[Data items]
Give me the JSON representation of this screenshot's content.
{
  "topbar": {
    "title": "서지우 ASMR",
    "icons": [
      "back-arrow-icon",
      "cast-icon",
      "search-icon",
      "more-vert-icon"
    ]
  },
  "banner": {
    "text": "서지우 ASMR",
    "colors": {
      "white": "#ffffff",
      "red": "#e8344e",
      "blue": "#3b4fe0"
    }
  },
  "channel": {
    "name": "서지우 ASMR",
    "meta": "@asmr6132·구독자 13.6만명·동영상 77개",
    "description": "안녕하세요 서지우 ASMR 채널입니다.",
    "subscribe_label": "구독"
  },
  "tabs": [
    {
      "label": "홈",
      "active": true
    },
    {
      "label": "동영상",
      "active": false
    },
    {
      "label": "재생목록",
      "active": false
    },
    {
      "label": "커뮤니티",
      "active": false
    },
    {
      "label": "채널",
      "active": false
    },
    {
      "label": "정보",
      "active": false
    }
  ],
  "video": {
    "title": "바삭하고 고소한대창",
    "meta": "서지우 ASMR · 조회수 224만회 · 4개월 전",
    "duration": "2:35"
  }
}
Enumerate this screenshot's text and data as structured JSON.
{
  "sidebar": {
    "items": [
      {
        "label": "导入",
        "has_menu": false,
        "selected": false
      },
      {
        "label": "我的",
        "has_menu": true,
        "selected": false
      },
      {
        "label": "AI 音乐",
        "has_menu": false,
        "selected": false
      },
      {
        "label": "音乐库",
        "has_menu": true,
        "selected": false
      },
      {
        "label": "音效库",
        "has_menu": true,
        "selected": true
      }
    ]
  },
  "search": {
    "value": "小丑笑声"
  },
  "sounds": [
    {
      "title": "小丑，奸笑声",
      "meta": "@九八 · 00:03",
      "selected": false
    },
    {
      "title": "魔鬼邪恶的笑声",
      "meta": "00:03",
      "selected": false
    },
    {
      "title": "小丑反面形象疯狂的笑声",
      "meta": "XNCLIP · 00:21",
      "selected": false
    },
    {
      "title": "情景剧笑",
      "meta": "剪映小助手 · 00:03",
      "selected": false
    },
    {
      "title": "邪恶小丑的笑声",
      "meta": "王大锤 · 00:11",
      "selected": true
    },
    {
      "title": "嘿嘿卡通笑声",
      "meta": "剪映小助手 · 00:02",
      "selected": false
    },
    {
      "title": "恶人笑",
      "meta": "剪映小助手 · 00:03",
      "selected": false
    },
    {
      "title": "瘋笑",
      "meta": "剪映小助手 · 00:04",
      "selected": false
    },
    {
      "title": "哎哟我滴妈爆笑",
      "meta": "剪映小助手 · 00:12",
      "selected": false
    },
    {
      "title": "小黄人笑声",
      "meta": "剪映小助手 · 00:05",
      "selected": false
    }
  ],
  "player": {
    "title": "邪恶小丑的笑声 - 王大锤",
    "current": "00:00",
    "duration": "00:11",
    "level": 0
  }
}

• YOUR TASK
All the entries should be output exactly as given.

• ANSWER
Give me the JSON representation of this screenshot's content.
{
  "topbar": {
    "title": "서지우 ASMR",
    "icons": [
      "back-arrow-icon",
      "cast-icon",
      "search-icon",
      "more-vert-icon"
    ]
  },
  "banner": {
    "text": "서지우 ASMR",
    "colors": {
      "white": "#ffffff",
      "red": "#e8344e",
      "blue": "#3b4fe0"
    }
  },
  "channel": {
    "name": "서지우 ASMR",
    "meta": "@asmr6132·구독자 13.6만명·동영상 77개",
    "description": "안녕하세요 서지우 ASMR 채널입니다.",
    "subscribe_label": "구독"
  },
  "tabs": [
    {
      "label": "홈",
      "active": true
    },
    {
      "label": "동영상",
      "active": false
    },
    {
      "label": "재생목록",
      "active": false
    },
    {
      "label": "커뮤니티",
      "active": false
    },
    {
      "label": "채널",
      "active": false
    },
    {
      "label": "정보",
      "active": false
    }
  ],
  "video": {
    "title": "바삭하고 고소한대창",
    "meta": "서지우 ASMR · 조회수 224만회 · 4개월 전",
    "duration": "2:35"
  }
}
Enumerate this screenshot's text and data as structured JSON.
{
  "sidebar": {
    "items": [
      {
        "label": "导入",
        "has_menu": false,
        "selected": false
      },
      {
        "label": "我的",
        "has_menu": true,
        "selected": false
      },
      {
        "label": "AI 音乐",
        "has_menu": false,
        "selected": false
      },
      {
        "label": "音乐库",
        "has_menu": true,
        "selected": false
      },
      {
        "label": "音效库",
        "has_menu": true,
        "selected": true
      }
    ]
  },
  "search": {
    "value": "小丑笑声"
  },
  "sounds": [
    {
      "title": "小丑，奸笑声",
      "meta": "@九八 · 00:03",
      "selected": false
    },
    {
      "title": "魔鬼邪恶的笑声",
      "meta": "00:03",
      "selected": false
    },
    {
      "title": "小丑反面形象疯狂的笑声",
      "meta": "XNCLIP · 00:21",
      "selected": false
    },
    {
      "title": "情景剧笑",
      "meta": "剪映小助手 · 00:03",
      "selected": false
    },
    {
      "title": "邪恶小丑的笑声",
      "meta": "王大锤 · 00:11",
      "selected": true
    },
    {
      "title": "嘿嘿卡通笑声",
      "meta": "剪映小助手 · 00:02",
      "selected": false
    },
    {
      "title": "恶人笑",
      "meta": "剪映小助手 · 00:03",
      "selected": false
    },
    {
      "title": "瘋笑",
      "meta": "剪映小助手 · 00:04",
      "selected": false
    },
    {
      "title": "哎哟我滴妈爆笑",
      "meta": "剪映小助手 · 00:12",
      "selected": false
    },
    {
      "title": "小黄人笑声",
      "meta": "剪映小助手 · 00:05",
      "selected": false
    }
  ],
  "player": {
    "title": "邪恶小丑的笑声 - 王大锤",
    "current": "00:00",
    "duration": "00:11",
    "level": 0
  }
}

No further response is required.